“She’s funny,” Duncan says.
“Hi, Max.” Bella points at Duncan. “Who’s he?”
“My brother, Duncan.”
“Okay, Bella. I think we’ll move things along so Max and Duncan can get settled in.” Ben puts his arm around Bella’s shoulder and points her in the direction of her cabin.
“Okay, whatever you say, big boy.
“Bella has been coming here for years,” Ben tells us. “She’s the life of the camp.” He glances at his clipboard. “Now, let’s figure out your cabin arrangements.” He flips over a page. “Oh, right. We had a little glitch. Max, I know you were hoping that you and Ian could bunk together, but I wasn’t able to pull it off. We had a larger-than-normal request for special placements and some staffing issues. Max will need to stay in Duncan’s cabin, because the counselor-in-training is still sick at home, and we’ll need his help at night. I hope this is okay?” Ben glances at me, then back at Mom.
I can tell by the look on her face that she’s worried about what’s going to come out of my mouth. But I just shrug my shoulders. “It doesn’t matter.”
“Oh, that’s great,” Ben says. “Just so you know, Max, during the day you and Ian will be free to do things together.”

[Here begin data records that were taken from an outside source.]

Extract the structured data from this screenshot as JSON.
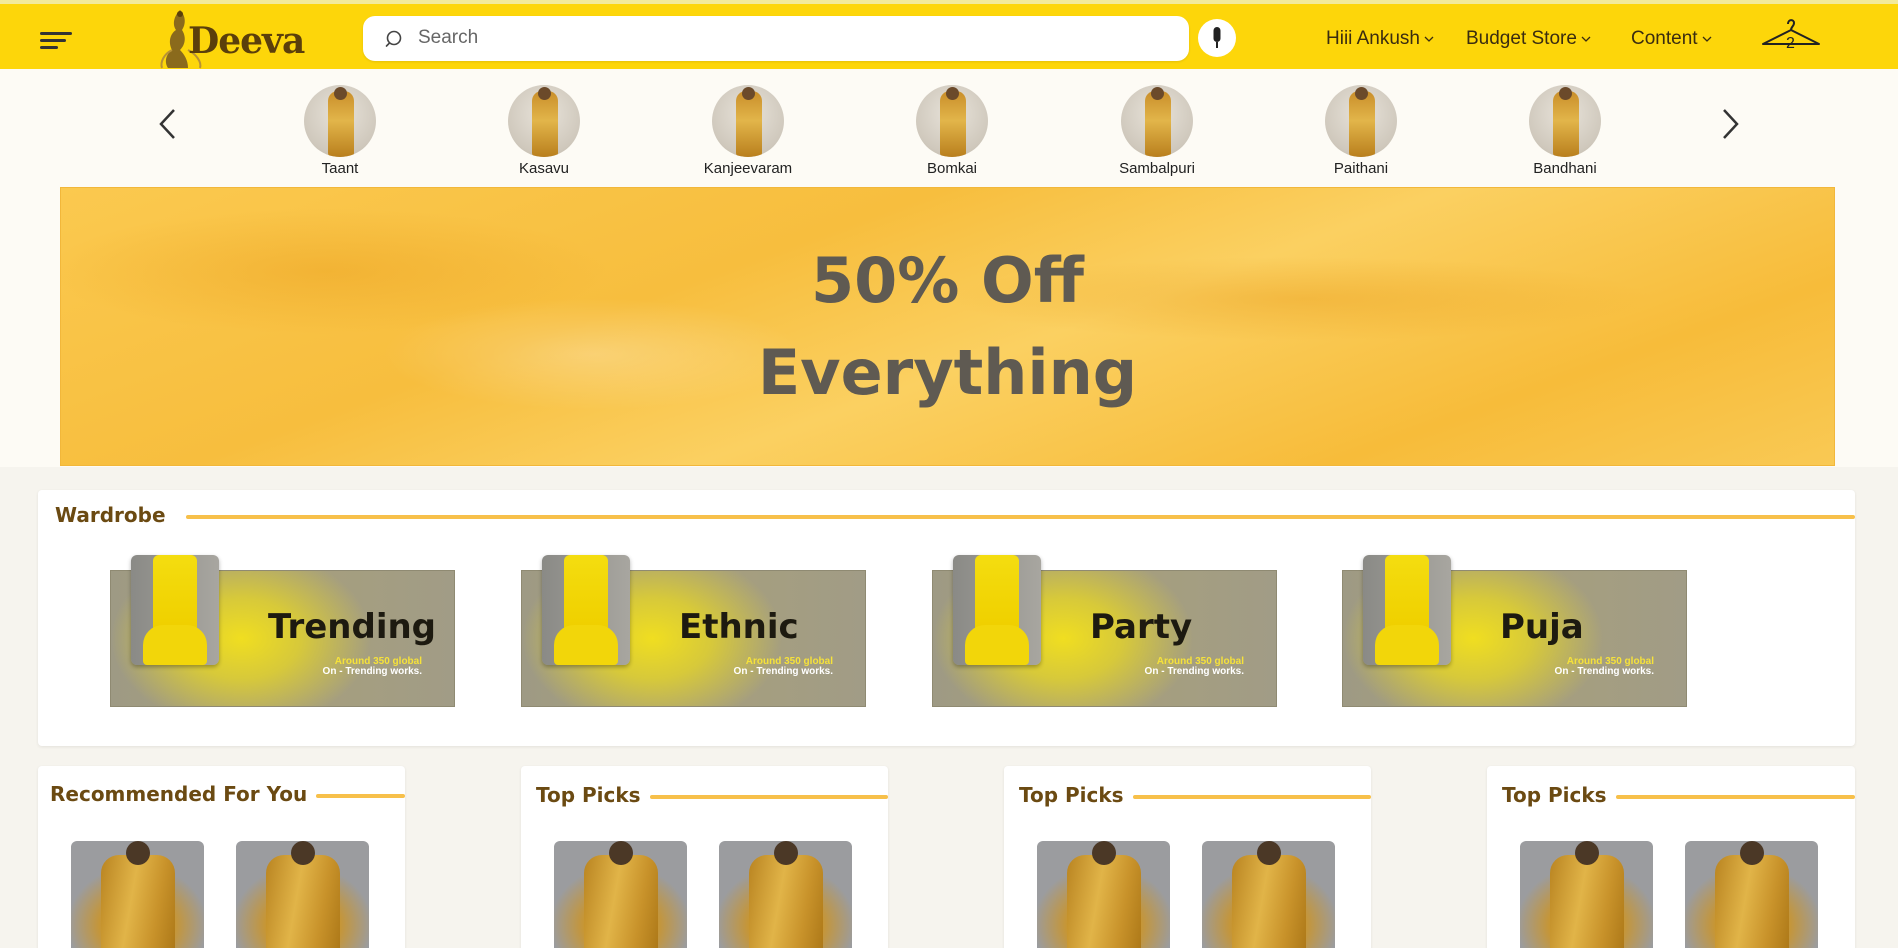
{
  "header": {
    "brand": "Deeva",
    "search_placeholder": "Search",
    "nav": [
      {
        "label": "Hiii Ankush"
      },
      {
        "label": "Budget Store"
      },
      {
        "label": "Content"
      }
    ],
    "cart_count": "2",
    "accent_color": "#fdd60a"
  },
  "categories": [
    {
      "label": "Taant"
    },
    {
      "label": "Kasavu"
    },
    {
      "label": "Kanjeevaram"
    },
    {
      "label": "Bomkai"
    },
    {
      "label": "Sambalpuri"
    },
    {
      "label": "Paithani"
    },
    {
      "label": "Bandhani"
    }
  ],
  "banner": {
    "line1": "50% Off",
    "line2": "Everything"
  },
  "wardrobe": {
    "title": "Wardrobe",
    "tiles": [
      {
        "label": "Trending",
        "sub1": "Around 350 global",
        "sub2": "On - Trending works."
      },
      {
        "label": "Ethnic",
        "sub1": "Around 350 global",
        "sub2": "On - Trending works."
      },
      {
        "label": "Party",
        "sub1": "Around 350 global",
        "sub2": "On - Trending works."
      },
      {
        "label": "Puja",
        "sub1": "Around 350 global",
        "sub2": "On - Trending works."
      }
    ]
  },
  "sections": [
    {
      "title": "Recommended For You"
    },
    {
      "title": "Top Picks"
    },
    {
      "title": "Top Picks"
    },
    {
      "title": "Top Picks"
    }
  ]
}
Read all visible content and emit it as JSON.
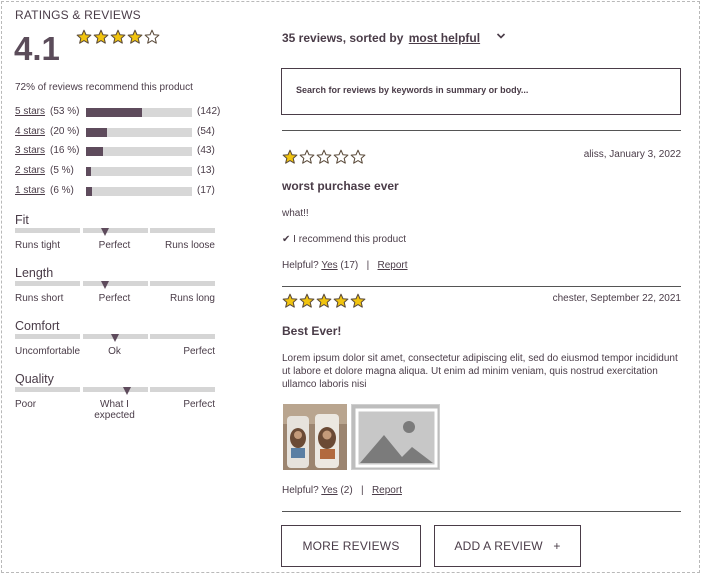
{
  "summary": {
    "title": "RATINGS & REVIEWS",
    "average": "4.1",
    "average_rating": 4.1,
    "recommend_text": "72% of reviews recommend this product",
    "breakdown": [
      {
        "label": "5 stars",
        "pct": "(53 %)",
        "count": "(142)",
        "fraction": 0.53
      },
      {
        "label": "4 stars",
        "pct": "(20 %)",
        "count": "(54)",
        "fraction": 0.2
      },
      {
        "label": "3 stars",
        "pct": "(16 %)",
        "count": "(43)",
        "fraction": 0.16
      },
      {
        "label": "2 stars",
        "pct": "(5 %)",
        "count": "(13)",
        "fraction": 0.05
      },
      {
        "label": "1 stars",
        "pct": "(6 %)",
        "count": "(17)",
        "fraction": 0.06
      }
    ],
    "attributes": [
      {
        "name": "Fit",
        "low": "Runs tight",
        "mid": "Perfect",
        "high": "Runs loose",
        "value": 0.45
      },
      {
        "name": "Length",
        "low": "Runs short",
        "mid": "Perfect",
        "high": "Runs long",
        "value": 0.45
      },
      {
        "name": "Comfort",
        "low": "Uncomfortable",
        "mid": "Ok",
        "high": "Perfect",
        "value": 0.5
      },
      {
        "name": "Quality",
        "low": "Poor",
        "mid": "What I expected",
        "high": "Perfect",
        "value": 0.56
      }
    ]
  },
  "sort": {
    "prefix": "35 reviews, sorted by",
    "selected": "most helpful"
  },
  "search": {
    "placeholder": "Search for reviews by keywords in summary or body..."
  },
  "reviews": [
    {
      "rating": 1,
      "meta": "aliss, January 3, 2022",
      "title": "worst purchase ever",
      "body": "what!!",
      "recommend": "✔ I recommend this product",
      "helpful_prefix": "Helpful?",
      "yes_label": "Yes",
      "yes_count": "(17)",
      "separator": "|",
      "report_label": "Report"
    },
    {
      "rating": 5,
      "meta": "chester, September 22, 2021",
      "title": "Best Ever!",
      "body": "Lorem ipsum dolor sit amet, consectetur adipiscing elit, sed do eiusmod tempor incididunt ut labore et dolore magna aliqua. Ut enim ad minim veniam, quis nostrud exercitation ullamco laboris nisi",
      "helpful_prefix": "Helpful?",
      "yes_label": "Yes",
      "yes_count": "(2)",
      "separator": "|",
      "report_label": "Report"
    }
  ],
  "buttons": {
    "more_reviews": "MORE REVIEWS",
    "add_review": "ADD A REVIEW   +"
  },
  "colors": {
    "accent": "#5e4b5c",
    "text": "#4a3c48",
    "star_fill": "#f1c40f",
    "track": "#d7d7d7"
  },
  "icons": [
    "star-icon",
    "chevron-down-icon",
    "check-icon",
    "image-placeholder-icon"
  ]
}
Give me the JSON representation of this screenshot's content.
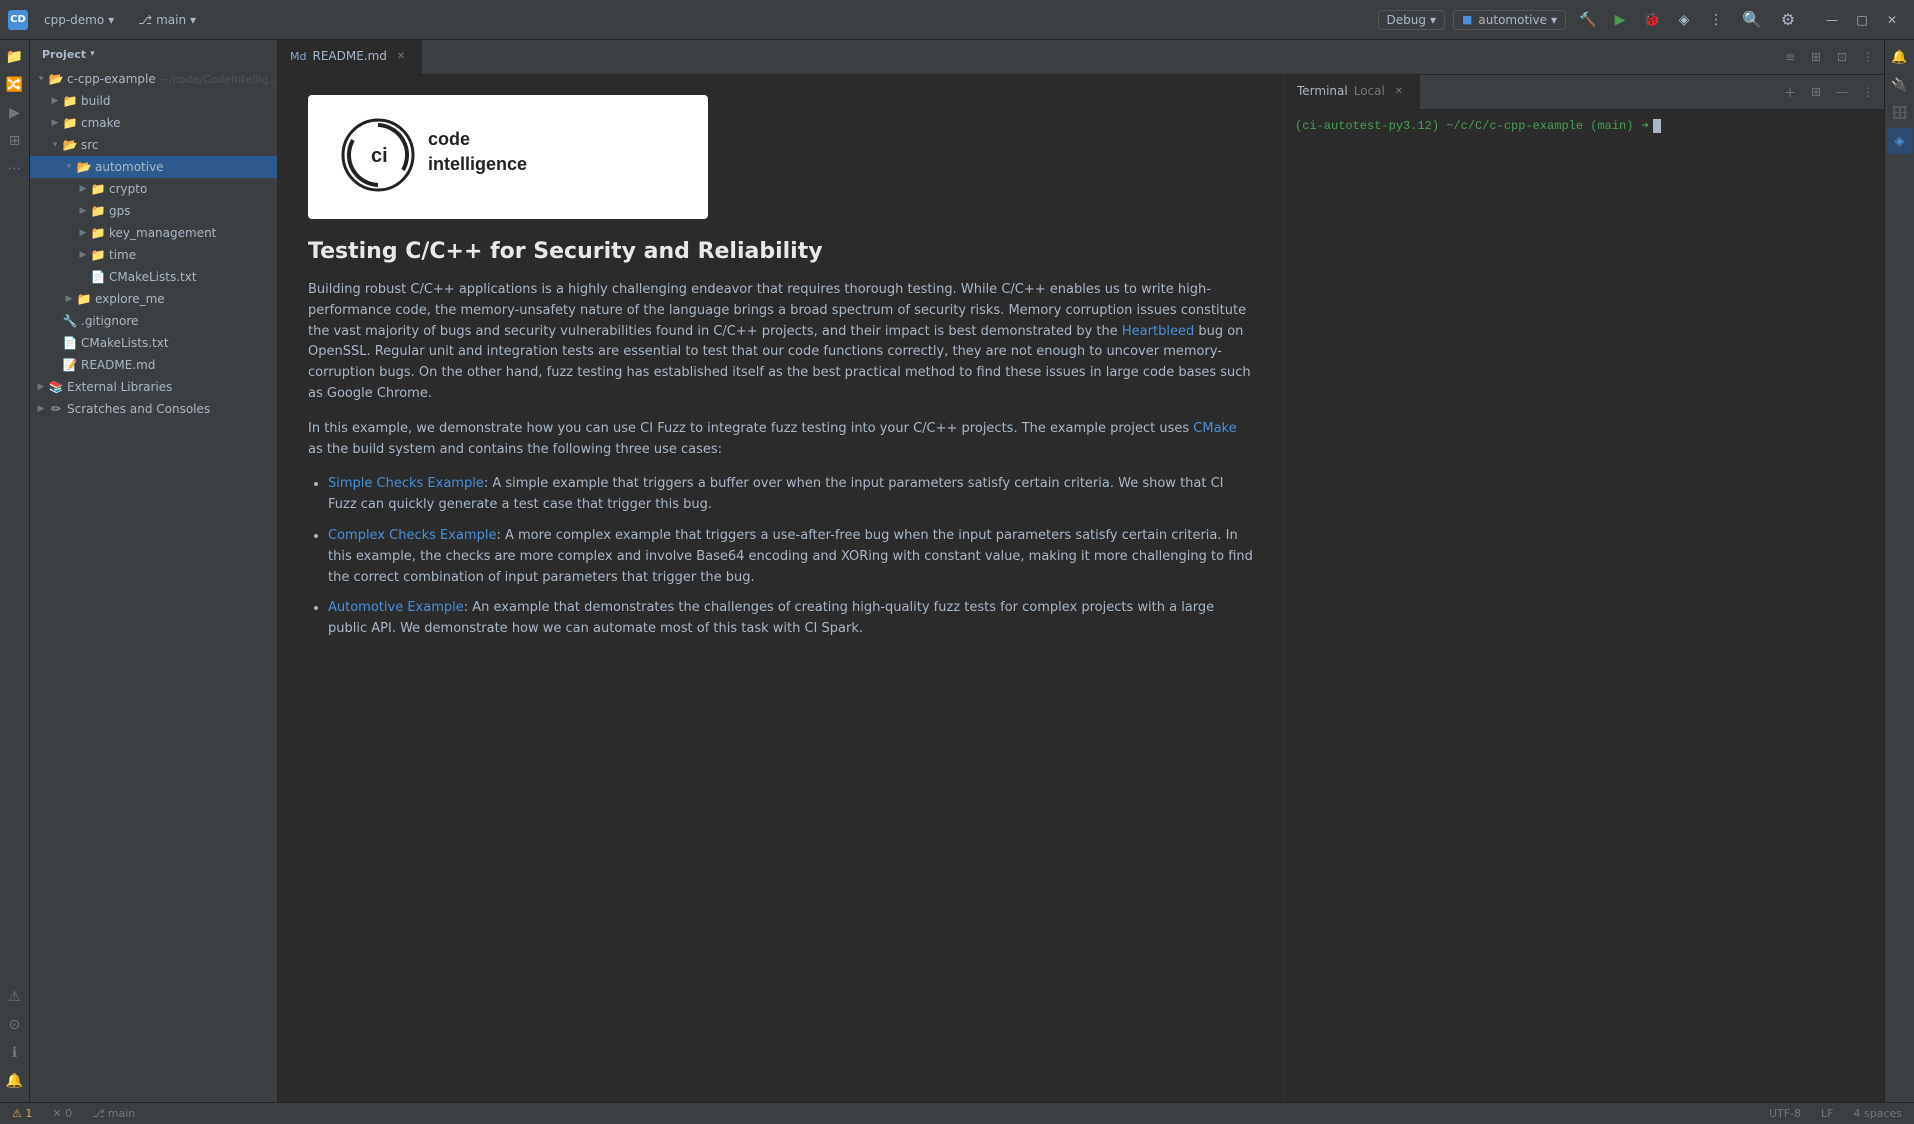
{
  "titlebar": {
    "logo": "CD",
    "project_label": "cpp-demo",
    "branch_label": "main",
    "debug_label": "Debug",
    "config_label": "automotive",
    "chevron": "▾",
    "branch_icon": "⎇",
    "minimize": "—",
    "maximize": "□",
    "close": "✕",
    "search_icon": "🔍",
    "settings_icon": "⚙",
    "more_icon": "⋮",
    "run_icon": "▶",
    "debug_icon": "🐛",
    "build_icon": "🔨",
    "profile_icon": "◈"
  },
  "sidebar": {
    "header_label": "Project",
    "root_item": "c-cpp-example",
    "root_path": "~/code/CodeIntelliger",
    "items": [
      {
        "label": "build",
        "type": "folder",
        "depth": 1,
        "expanded": false
      },
      {
        "label": "cmake",
        "type": "folder",
        "depth": 1,
        "expanded": false
      },
      {
        "label": "src",
        "type": "folder",
        "depth": 1,
        "expanded": true
      },
      {
        "label": "automotive",
        "type": "folder",
        "depth": 2,
        "expanded": true,
        "selected": true
      },
      {
        "label": "crypto",
        "type": "folder",
        "depth": 3,
        "expanded": false
      },
      {
        "label": "gps",
        "type": "folder",
        "depth": 3,
        "expanded": false
      },
      {
        "label": "key_management",
        "type": "folder",
        "depth": 3,
        "expanded": false
      },
      {
        "label": "time",
        "type": "folder",
        "depth": 3,
        "expanded": false
      },
      {
        "label": "CMakeLists.txt",
        "type": "cmake",
        "depth": 3
      },
      {
        "label": "explore_me",
        "type": "folder",
        "depth": 2,
        "expanded": false
      },
      {
        "label": ".gitignore",
        "type": "gitignore",
        "depth": 1
      },
      {
        "label": "CMakeLists.txt",
        "type": "cmake",
        "depth": 1
      },
      {
        "label": "README.md",
        "type": "md",
        "depth": 1
      }
    ],
    "external_libraries_label": "External Libraries",
    "scratches_label": "Scratches and Consoles"
  },
  "tabs": [
    {
      "label": "README.md",
      "active": true,
      "type": "md"
    }
  ],
  "tab_actions": [
    "≡",
    "⊞",
    "⊡",
    "⋮"
  ],
  "markdown": {
    "heading": "Testing C/C++ for Security and Reliability",
    "para1": "Building robust C/C++ applications is a highly challenging endeavor that requires thorough testing. While C/C++ enables us to write high-performance code, the memory-unsafety nature of the language brings a broad spectrum of security risks. Memory corruption issues constitute the vast majority of bugs and security vulnerabilities found in C/C++ projects, and their impact is best demonstrated by the",
    "heartbleed_link": "Heartbleed",
    "para1_cont": "bug on OpenSSL. Regular unit and integration tests are essential to test that our code functions correctly, they are not enough to uncover memory-corruption bugs. On the other hand, fuzz testing has established itself as the best practical method to find these issues in large code bases such as Google Chrome.",
    "para2": "In this example, we demonstrate how you can use CI Fuzz to integrate fuzz testing into your C/C++ projects. The example project uses",
    "cmake_link": "CMake",
    "para2_cont": "as the build system and contains the following three use cases:",
    "list_items": [
      {
        "link": "Simple Checks Example",
        "text": ": A simple example that triggers a buffer over when the input parameters satisfy certain criteria. We show that CI Fuzz can quickly generate a test case that trigger this bug."
      },
      {
        "link": "Complex Checks Example",
        "text": ": A more complex example that triggers a use-after-free bug when the input parameters satisfy certain criteria. In this example, the checks are more complex and involve Base64 encoding and XORing with constant value, making it more challenging to find the correct combination of input parameters that trigger the bug."
      },
      {
        "link": "Automotive Example",
        "text": ": An example that demonstrates the challenges of creating high-quality fuzz tests for complex projects with a large public API. We demonstrate how we can automate most of this task with CI Spark."
      }
    ]
  },
  "terminal": {
    "tab_label": "Terminal",
    "tab_type": "Local",
    "prompt": "(ci-autotest-py3.12) ~/c/C/c-cpp-example (main)",
    "prompt_arrow": "➜"
  },
  "status_bar": {
    "warn_count": "⚠ 1",
    "error_count": "✕ 0",
    "branch": "main",
    "encoding": "UTF-8",
    "line_sep": "LF",
    "indent": "4 spaces"
  }
}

Mom mouths the words thank you.
I’m totally bummed. I know it’s not Mom’s fault, but still.
“Well,” Ben says. “Let me take you to your cabin, and I’ll introduce you to your counselor.”
Mom’s cell phone rings before we’re halfway across the field. “Hi, Derek. I’m just getting the boys settled,” she says. “I’ll call you before I leave.” She hangs up quickly. I can tell she’s a little embarrassed because she knows about the no-phone rule at camp.
I give her a dirty look. Can’t he leave her alone for two seconds? I’m really hoping camp is going to be as fun as Ian promised, but it’s not looking good. I’m stuck with Duncan as a roomie, and now I have to worry that Derek will be a permanent fixture in our house by the time I get back home.
“Here we are,” Ben says, pointing to a wooden plaque above the door. “Your cabin is called Hercules. All the cabins are named after different constellations.”
“I like that,” Duncan whispers.
As we enter the cabin a mop of curly hair pops out from one of the top bunks. The guy attached to it jumps down and greets us. “Oh, hey,” he says. “I was just fixing the screen on the upper window.” He reaches out to shake my hand. “I’m Cole, your counselor.”
by Daphne Greer have rating 4 out of 5 / Based on32 votes